**How to complete this task:** Reproduce exactly the lines from the one containing "Serialize everything readable" through the last line of the records below, both included. Leave out any pictures.

Component data from apps and pages:
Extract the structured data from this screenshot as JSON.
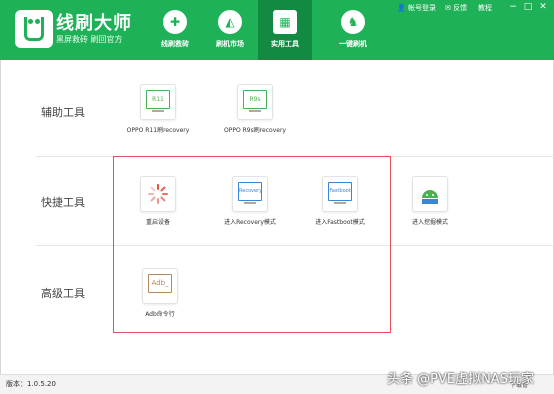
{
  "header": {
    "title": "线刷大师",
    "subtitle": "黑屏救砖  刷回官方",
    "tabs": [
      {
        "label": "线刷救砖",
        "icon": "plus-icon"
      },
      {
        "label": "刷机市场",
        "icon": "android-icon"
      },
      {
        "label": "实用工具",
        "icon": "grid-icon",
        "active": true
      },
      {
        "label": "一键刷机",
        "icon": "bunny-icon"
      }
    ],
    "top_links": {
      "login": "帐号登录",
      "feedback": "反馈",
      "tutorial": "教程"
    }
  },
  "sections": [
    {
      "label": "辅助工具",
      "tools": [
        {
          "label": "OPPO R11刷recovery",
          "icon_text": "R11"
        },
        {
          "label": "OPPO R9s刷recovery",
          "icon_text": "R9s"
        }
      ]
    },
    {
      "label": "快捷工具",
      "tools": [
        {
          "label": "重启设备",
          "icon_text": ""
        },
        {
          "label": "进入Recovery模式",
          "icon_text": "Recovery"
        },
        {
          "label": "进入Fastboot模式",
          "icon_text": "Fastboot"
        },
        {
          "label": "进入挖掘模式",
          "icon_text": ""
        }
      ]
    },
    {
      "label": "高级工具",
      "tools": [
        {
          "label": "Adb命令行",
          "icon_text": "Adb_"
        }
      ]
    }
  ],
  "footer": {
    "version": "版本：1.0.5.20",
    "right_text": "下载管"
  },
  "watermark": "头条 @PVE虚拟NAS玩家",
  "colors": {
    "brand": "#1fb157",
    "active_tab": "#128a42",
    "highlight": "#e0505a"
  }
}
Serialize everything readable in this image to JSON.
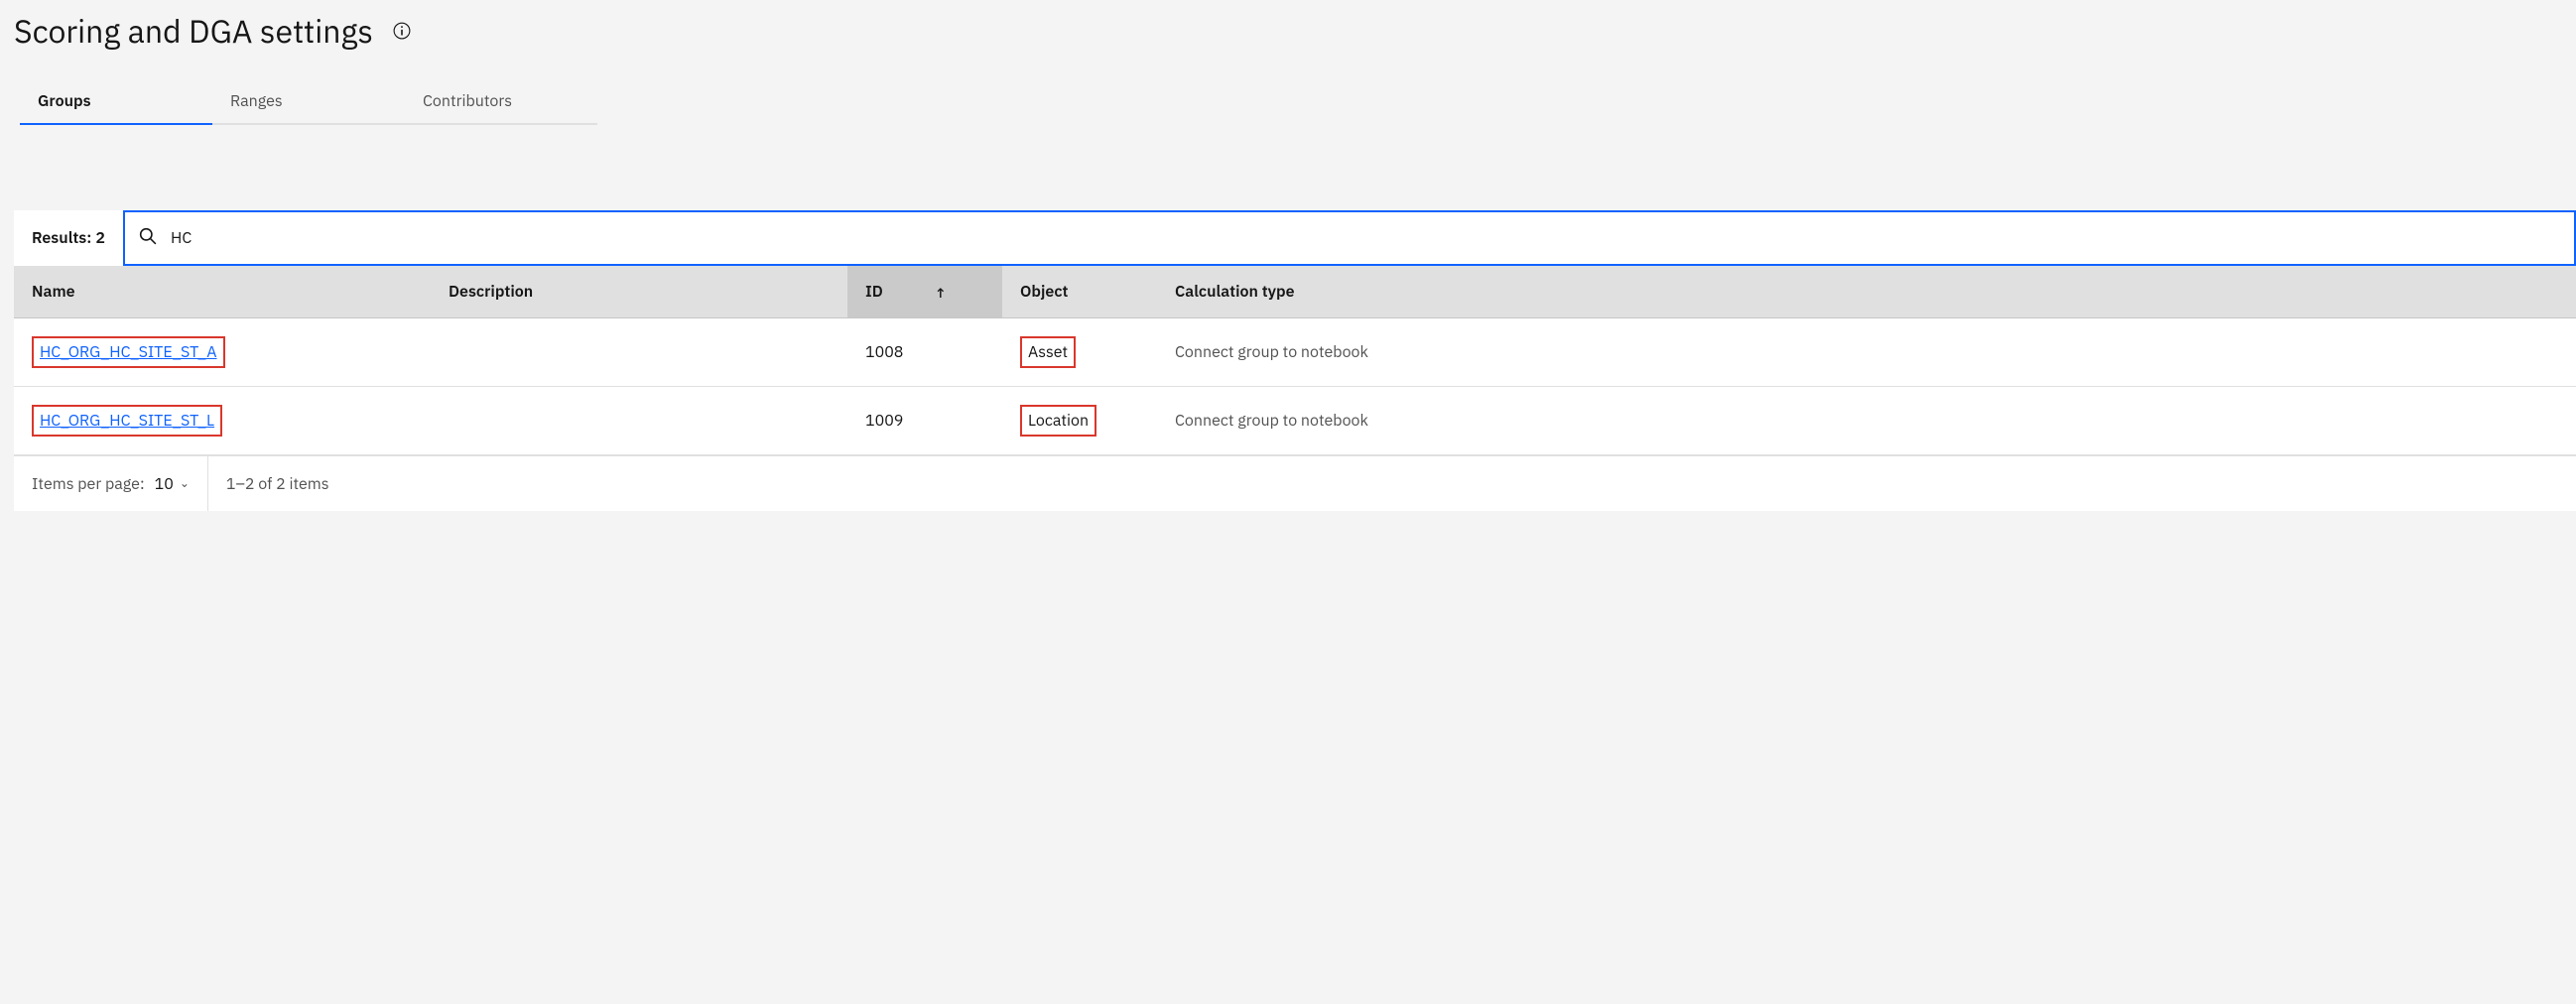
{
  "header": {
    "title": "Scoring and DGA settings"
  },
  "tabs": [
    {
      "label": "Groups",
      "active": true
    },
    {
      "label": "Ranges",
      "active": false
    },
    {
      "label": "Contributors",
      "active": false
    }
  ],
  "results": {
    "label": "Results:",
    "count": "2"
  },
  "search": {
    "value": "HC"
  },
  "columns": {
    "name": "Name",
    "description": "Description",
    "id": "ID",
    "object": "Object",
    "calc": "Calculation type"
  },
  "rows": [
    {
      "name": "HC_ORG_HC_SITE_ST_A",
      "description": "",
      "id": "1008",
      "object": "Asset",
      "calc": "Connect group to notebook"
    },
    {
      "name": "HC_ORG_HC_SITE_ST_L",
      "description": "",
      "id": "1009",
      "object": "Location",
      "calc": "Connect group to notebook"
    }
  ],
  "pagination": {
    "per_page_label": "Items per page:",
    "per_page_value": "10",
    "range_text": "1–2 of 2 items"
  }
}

**Task output:**
Serialize everything readable in this image to JSON.
{
  "header": {
    "title": "Scoring and DGA settings"
  },
  "tabs": [
    {
      "label": "Groups",
      "active": true
    },
    {
      "label": "Ranges",
      "active": false
    },
    {
      "label": "Contributors",
      "active": false
    }
  ],
  "results": {
    "label": "Results:",
    "count": "2"
  },
  "search": {
    "value": "HC"
  },
  "columns": {
    "name": "Name",
    "description": "Description",
    "id": "ID",
    "object": "Object",
    "calc": "Calculation type"
  },
  "rows": [
    {
      "name": "HC_ORG_HC_SITE_ST_A",
      "description": "",
      "id": "1008",
      "object": "Asset",
      "calc": "Connect group to notebook"
    },
    {
      "name": "HC_ORG_HC_SITE_ST_L",
      "description": "",
      "id": "1009",
      "object": "Location",
      "calc": "Connect group to notebook"
    }
  ],
  "pagination": {
    "per_page_label": "Items per page:",
    "per_page_value": "10",
    "range_text": "1–2 of 2 items"
  }
}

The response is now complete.